— BRIEF —
Only lines containing the word "EcoleDirecte" are needed; pull them out of the material.

________________________________________

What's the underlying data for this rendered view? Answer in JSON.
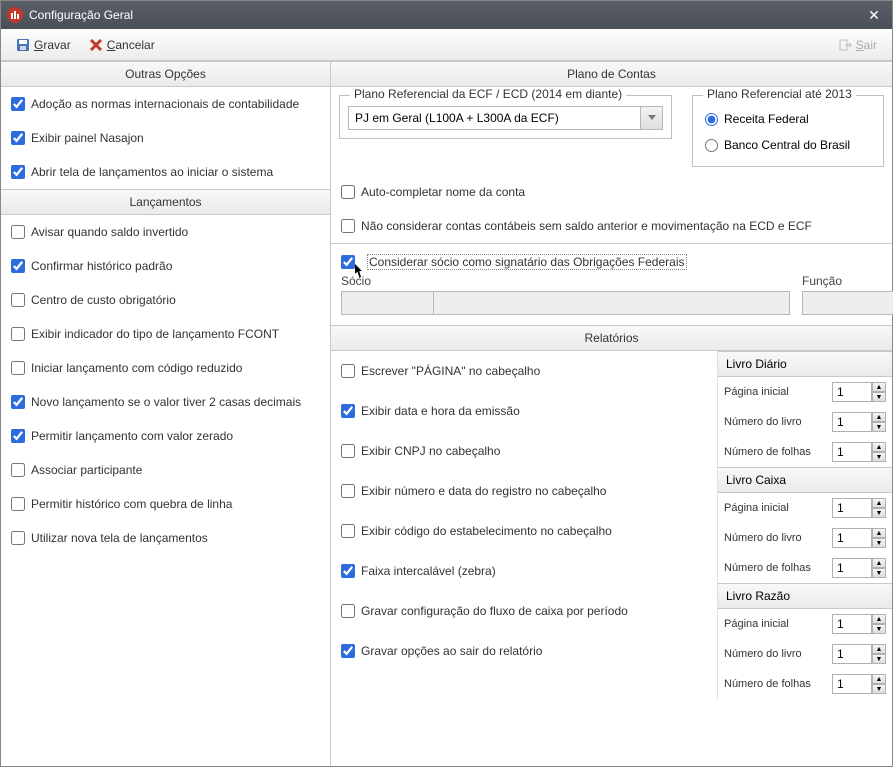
{
  "window": {
    "title": "Configuração Geral"
  },
  "toolbar": {
    "save_label": "Gravar",
    "cancel_label": "Cancelar",
    "exit_label": "Sair"
  },
  "left": {
    "header1": "Outras Opções",
    "opts1": [
      {
        "label": "Adoção as normas internacionais de contabilidade",
        "checked": true
      },
      {
        "label": "Exibir painel Nasajon",
        "checked": true
      },
      {
        "label": "Abrir tela de lançamentos ao iniciar o sistema",
        "checked": true
      }
    ],
    "header2": "Lançamentos",
    "opts2": [
      {
        "label": "Avisar quando saldo invertido",
        "checked": false
      },
      {
        "label": "Confirmar histórico padrão",
        "checked": true
      },
      {
        "label": "Centro de custo obrigatório",
        "checked": false
      },
      {
        "label": "Exibir indicador do tipo de lançamento FCONT",
        "checked": false
      },
      {
        "label": "Iniciar lançamento com código reduzido",
        "checked": false
      },
      {
        "label": "Novo lançamento se o valor tiver 2 casas decimais",
        "checked": true
      },
      {
        "label": "Permitir lançamento com valor zerado",
        "checked": true
      },
      {
        "label": "Associar participante",
        "checked": false
      },
      {
        "label": "Permitir histórico com quebra de linha",
        "checked": false
      },
      {
        "label": "Utilizar nova tela de lançamentos",
        "checked": false
      }
    ]
  },
  "right": {
    "header": "Plano de Contas",
    "ecf_legend": "Plano Referencial da ECF / ECD (2014 em diante)",
    "ecf_value": "PJ em Geral (L100A + L300A da ECF)",
    "ref2013_legend": "Plano Referencial até 2013",
    "ref2013_opts": [
      {
        "label": "Receita Federal",
        "checked": true
      },
      {
        "label": "Banco Central do Brasil",
        "checked": false
      }
    ],
    "checks": [
      {
        "label": "Auto-completar nome da conta",
        "checked": false
      },
      {
        "label": "Não considerar contas contábeis sem saldo anterior e movimentação na ECD e ECF",
        "checked": false
      }
    ],
    "signatario": {
      "label": "Considerar sócio como signatário das Obrigações Federais",
      "checked": true,
      "socio_label": "Sócio",
      "funcao_label": "Função",
      "socio_value": "",
      "socio_desc": "",
      "funcao_value": ""
    },
    "reports_header": "Relatórios",
    "report_checks": [
      {
        "label": "Escrever \"PÁGINA\" no cabeçalho",
        "checked": false
      },
      {
        "label": "Exibir data e hora da emissão",
        "checked": true
      },
      {
        "label": "Exibir CNPJ no cabeçalho",
        "checked": false
      },
      {
        "label": "Exibir número e data do registro no cabeçalho",
        "checked": false
      },
      {
        "label": "Exibir código do estabelecimento no cabeçalho",
        "checked": false
      },
      {
        "label": "Faixa intercalável (zebra)",
        "checked": true
      },
      {
        "label": "Gravar configuração do fluxo de caixa por período",
        "checked": false
      },
      {
        "label": "Gravar opções ao sair do relatório",
        "checked": true
      }
    ],
    "books": [
      {
        "title": "Livro Diário",
        "rows": [
          {
            "label": "Página inicial",
            "value": "1"
          },
          {
            "label": "Número do livro",
            "value": "1"
          },
          {
            "label": "Número de folhas",
            "value": "1"
          }
        ]
      },
      {
        "title": "Livro Caixa",
        "rows": [
          {
            "label": "Página inicial",
            "value": "1"
          },
          {
            "label": "Número do livro",
            "value": "1"
          },
          {
            "label": "Número de folhas",
            "value": "1"
          }
        ]
      },
      {
        "title": "Livro Razão",
        "rows": [
          {
            "label": "Página inicial",
            "value": "1"
          },
          {
            "label": "Número do livro",
            "value": "1"
          },
          {
            "label": "Número de folhas",
            "value": "1"
          }
        ]
      }
    ]
  }
}
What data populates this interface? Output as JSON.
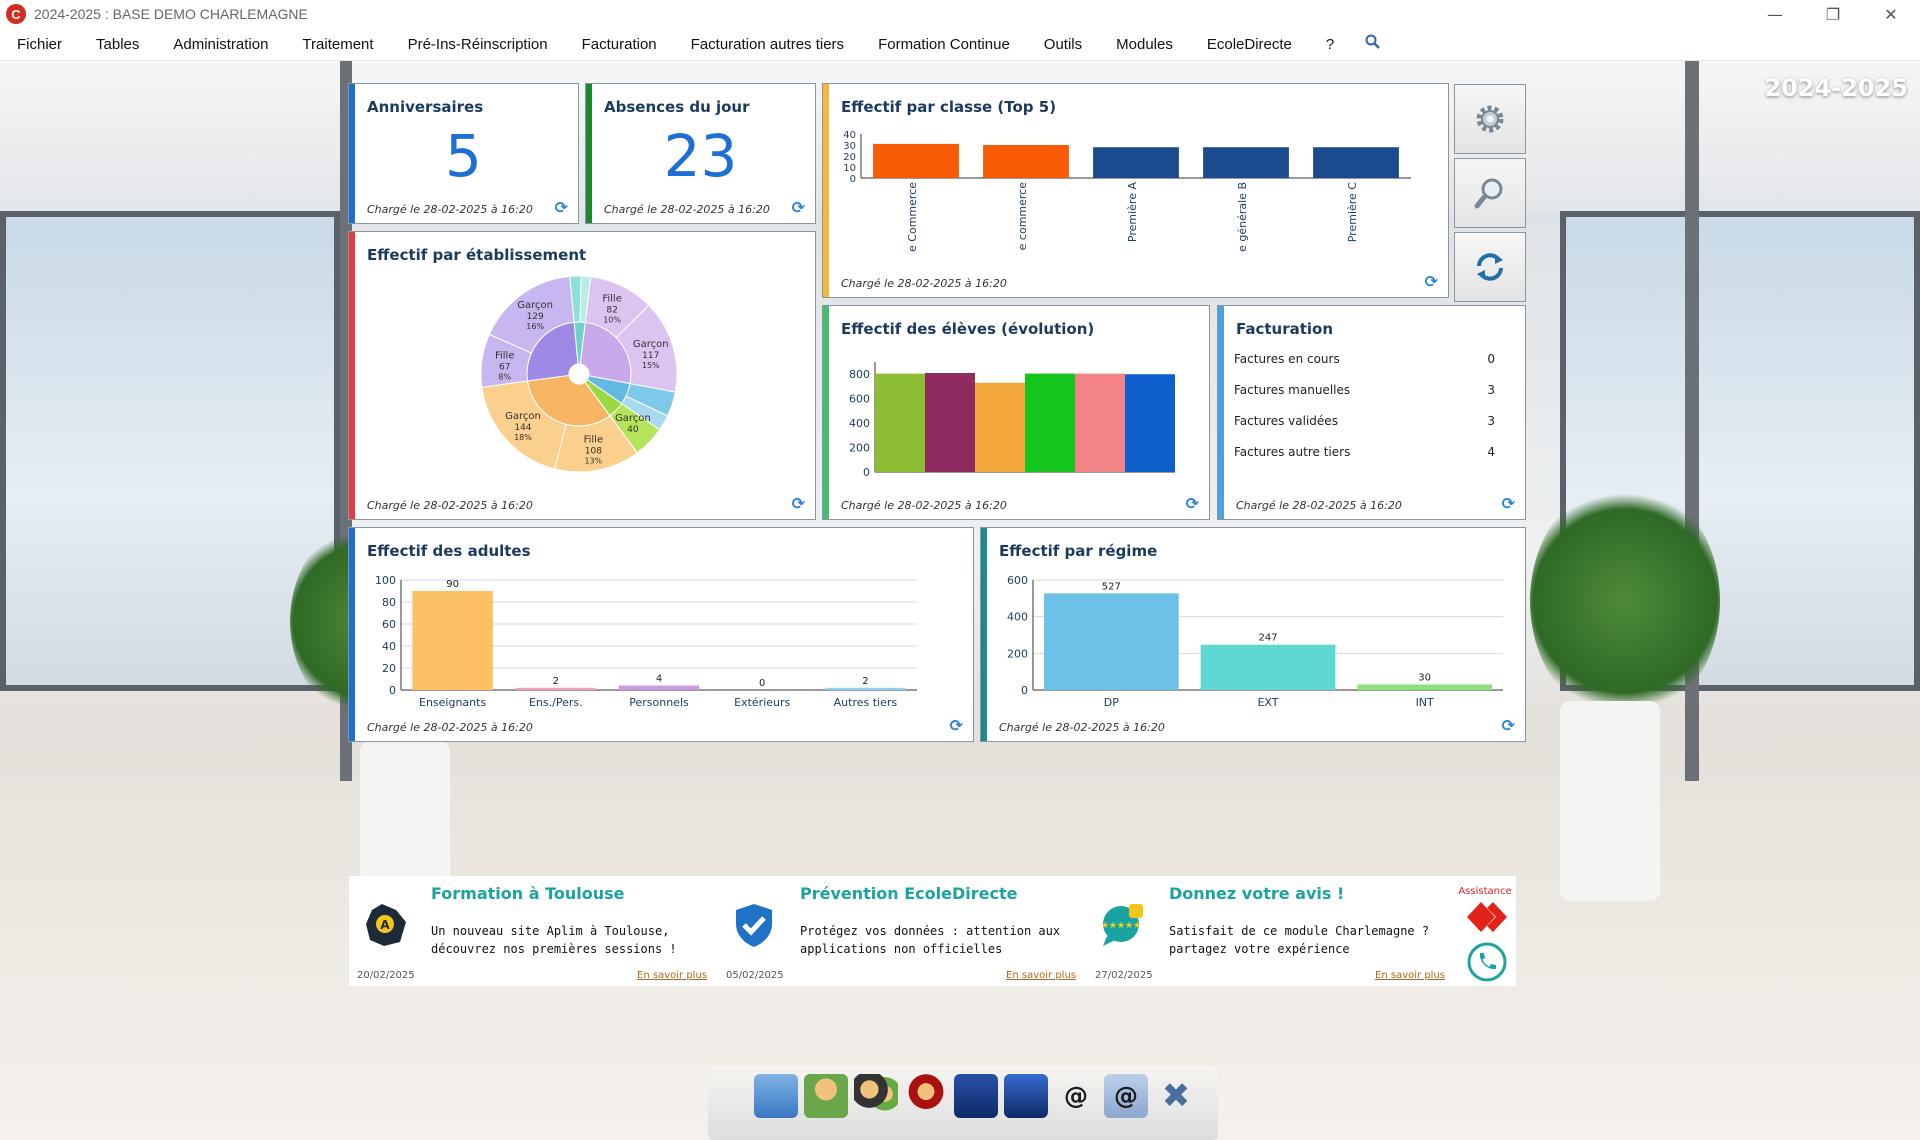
{
  "window": {
    "title": "2024-2025  :  BASE DEMO CHARLEMAGNE",
    "logo_letter": "C",
    "controls": {
      "minimize": "—",
      "restore": "❐",
      "close": "✕"
    }
  },
  "menu": [
    "Fichier",
    "Tables",
    "Administration",
    "Traitement",
    "Pré-Ins-Réinscription",
    "Facturation",
    "Facturation autres tiers",
    "Formation Continue",
    "Outils",
    "Modules",
    "EcoleDirecte",
    "?"
  ],
  "year_label": "2024-2025",
  "loaded_text": "Chargé le 28-02-2025 à 16:20",
  "refresh_glyph": "⟳",
  "widgets": {
    "anniversaires": {
      "title": "Anniversaires",
      "value": "5",
      "accent": "#1f6fd1"
    },
    "absences": {
      "title": "Absences du jour",
      "value": "23",
      "accent": "#1a8a2a"
    },
    "effectif_classe": {
      "title": "Effectif par classe (Top 5)",
      "accent": "#f6b73c"
    },
    "effectif_etab": {
      "title": "Effectif par établissement",
      "accent": "#e23c3c"
    },
    "evolution": {
      "title": "Effectif des élèves (évolution)",
      "accent": "#3fbf6f"
    },
    "facturation": {
      "title": "Facturation",
      "accent": "#4aa3e0",
      "rows": [
        {
          "label": "Factures en cours",
          "value": "0"
        },
        {
          "label": "Factures manuelles",
          "value": "3"
        },
        {
          "label": "Factures validées",
          "value": "3"
        },
        {
          "label": "Factures autre tiers",
          "value": "4"
        }
      ]
    },
    "adultes": {
      "title": "Effectif des adultes",
      "accent": "#1f6fd1"
    },
    "regime": {
      "title": "Effectif par régime",
      "accent": "#1a8a8a"
    }
  },
  "chart_data": [
    {
      "type": "bar",
      "title": "Effectif par classe (Top 5)",
      "categories": [
        "e Commerce",
        "e commerce",
        "Première A",
        "e générale B",
        "Première C"
      ],
      "values": [
        31,
        30,
        28,
        28,
        28
      ],
      "colors": [
        "#f95a04",
        "#f95a04",
        "#1c4a8e",
        "#1c4a8e",
        "#1c4a8e"
      ],
      "ylim": [
        0,
        40
      ],
      "yticks": [
        0,
        10,
        20,
        30,
        40
      ]
    },
    {
      "type": "bar",
      "title": "Effectif des élèves (évolution)",
      "categories": [
        "",
        "",
        "",
        "",
        "",
        ""
      ],
      "values": [
        805,
        810,
        730,
        805,
        805,
        800
      ],
      "colors": [
        "#8dbd32",
        "#8f2b5e",
        "#f5a83a",
        "#14c51e",
        "#f28485",
        "#0f5fcc"
      ],
      "ylim": [
        0,
        900
      ],
      "yticks": [
        0,
        200,
        400,
        600,
        800
      ]
    },
    {
      "type": "bar",
      "title": "Effectif des adultes",
      "categories": [
        "Enseignants",
        "Ens./Pers.",
        "Personnels",
        "Extérieurs",
        "Autres tiers"
      ],
      "values": [
        90,
        2,
        4,
        0,
        2
      ],
      "colors": [
        "#fbc164",
        "#f3a2b8",
        "#c89be0",
        "#9ec9ea",
        "#8fd1ee"
      ],
      "ylim": [
        0,
        100
      ],
      "yticks": [
        0,
        20,
        40,
        60,
        80,
        100
      ]
    },
    {
      "type": "bar",
      "title": "Effectif par régime",
      "categories": [
        "DP",
        "EXT",
        "INT"
      ],
      "values": [
        527,
        247,
        30
      ],
      "colors": [
        "#6cc2e6",
        "#5ed7d3",
        "#8fe07a"
      ],
      "ylim": [
        0,
        600
      ],
      "yticks": [
        0,
        200,
        400,
        600
      ]
    },
    {
      "type": "pie",
      "title": "Effectif par établissement",
      "outer": [
        {
          "label": "Fille",
          "value": 82,
          "pct": "10%",
          "color": "#dcc4f0"
        },
        {
          "label": "Garçon",
          "value": 117,
          "pct": "15%",
          "color": "#dcc4f0"
        },
        {
          "label": "",
          "value": 31,
          "pct": "4%",
          "color": "#7ec9ea"
        },
        {
          "label": "",
          "value": 20,
          "pct": "",
          "color": "#a7d9f0"
        },
        {
          "label": "Garçon",
          "value": 40,
          "pct": "",
          "color": "#b5e35a"
        },
        {
          "label": "Fille",
          "value": 108,
          "pct": "13%",
          "color": "#fbcf8e"
        },
        {
          "label": "Garçon",
          "value": 144,
          "pct": "18%",
          "color": "#fbcf8e"
        },
        {
          "label": "Fille",
          "value": 67,
          "pct": "8%",
          "color": "#c7b6ef"
        },
        {
          "label": "Garçon",
          "value": 129,
          "pct": "16%",
          "color": "#c7b6ef"
        },
        {
          "label": "",
          "value": 14,
          "pct": "",
          "color": "#8de0d6"
        },
        {
          "label": "",
          "value": 12,
          "pct": "",
          "color": "#b5eee6"
        }
      ],
      "inner": [
        {
          "value": 199,
          "color": "#c9a8ec"
        },
        {
          "value": 51,
          "color": "#63b9e4"
        },
        {
          "value": 40,
          "color": "#9ad944"
        },
        {
          "value": 252,
          "color": "#f7b563"
        },
        {
          "value": 196,
          "color": "#9c8ae6"
        },
        {
          "value": 26,
          "color": "#6cd3c8"
        }
      ]
    }
  ],
  "side_buttons": [
    "gear-icon",
    "search-icon",
    "sync-icon"
  ],
  "news": [
    {
      "title": "Formation à Toulouse",
      "text": "Un nouveau site Aplim à Toulouse, découvrez nos premières sessions !",
      "date": "20/02/2025",
      "link": "En savoir plus"
    },
    {
      "title": "Prévention EcoleDirecte",
      "text": "Protégez vos données : attention aux applications non officielles",
      "date": "05/02/2025",
      "link": "En savoir plus"
    },
    {
      "title": "Donnez votre avis !",
      "text": "Satisfait de ce module Charlemagne ? partagez votre expérience",
      "date": "27/02/2025",
      "link": "En savoir plus"
    }
  ],
  "assistance": {
    "label": "Assistance"
  },
  "dock": [
    "folder-icon",
    "user-icon",
    "parents-icon",
    "group-icon",
    "phone-device-icon",
    "phones-icon",
    "at-icon",
    "at-mail-icon",
    "close-x-icon"
  ]
}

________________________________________

— TASK ANSWER —
    "EcoleDirecte",
      "title": "Prévention EcoleDirecte",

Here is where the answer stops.